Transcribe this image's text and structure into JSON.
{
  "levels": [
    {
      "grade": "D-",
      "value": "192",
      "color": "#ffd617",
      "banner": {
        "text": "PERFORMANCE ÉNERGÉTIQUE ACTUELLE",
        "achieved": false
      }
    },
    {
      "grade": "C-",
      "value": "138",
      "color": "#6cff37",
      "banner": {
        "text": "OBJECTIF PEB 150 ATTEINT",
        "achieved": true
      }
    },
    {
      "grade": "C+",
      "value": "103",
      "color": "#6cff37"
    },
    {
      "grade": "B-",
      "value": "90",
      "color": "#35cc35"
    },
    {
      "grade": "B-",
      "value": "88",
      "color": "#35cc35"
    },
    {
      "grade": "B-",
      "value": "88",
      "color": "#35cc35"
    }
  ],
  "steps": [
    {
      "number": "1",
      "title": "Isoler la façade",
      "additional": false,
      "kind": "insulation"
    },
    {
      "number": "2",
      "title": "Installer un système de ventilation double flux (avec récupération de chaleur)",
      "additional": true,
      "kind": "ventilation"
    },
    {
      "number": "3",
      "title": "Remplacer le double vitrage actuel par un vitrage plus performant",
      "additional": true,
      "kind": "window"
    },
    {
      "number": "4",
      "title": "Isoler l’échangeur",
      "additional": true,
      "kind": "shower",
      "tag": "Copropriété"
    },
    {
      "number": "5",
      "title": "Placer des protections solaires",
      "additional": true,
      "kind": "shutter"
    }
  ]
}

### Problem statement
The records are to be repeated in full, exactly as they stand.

### Response area
Transcribe this image's text and structure into JSON.
{
  "levels": [
    {
      "grade": "D-",
      "value": "192",
      "color": "#ffd617",
      "banner": {
        "text": "PERFORMANCE ÉNERGÉTIQUE ACTUELLE",
        "achieved": false
      }
    },
    {
      "grade": "C-",
      "value": "138",
      "color": "#6cff37",
      "banner": {
        "text": "OBJECTIF PEB 150 ATTEINT",
        "achieved": true
      }
    },
    {
      "grade": "C+",
      "value": "103",
      "color": "#6cff37"
    },
    {
      "grade": "B-",
      "value": "90",
      "color": "#35cc35"
    },
    {
      "grade": "B-",
      "value": "88",
      "color": "#35cc35"
    },
    {
      "grade": "B-",
      "value": "88",
      "color": "#35cc35"
    }
  ],
  "steps": [
    {
      "number": "1",
      "title": "Isoler la façade",
      "additional": false,
      "kind": "insulation"
    },
    {
      "number": "2",
      "title": "Installer un système de ventilation double flux (avec récupération de chaleur)",
      "additional": true,
      "kind": "ventilation"
    },
    {
      "number": "3",
      "title": "Remplacer le double vitrage actuel par un vitrage plus performant",
      "additional": true,
      "kind": "window"
    },
    {
      "number": "4",
      "title": "Isoler l’échangeur",
      "additional": true,
      "kind": "shower",
      "tag": "Copropriété"
    },
    {
      "number": "5",
      "title": "Placer des protections solaires",
      "additional": true,
      "kind": "shutter"
    }
  ]
}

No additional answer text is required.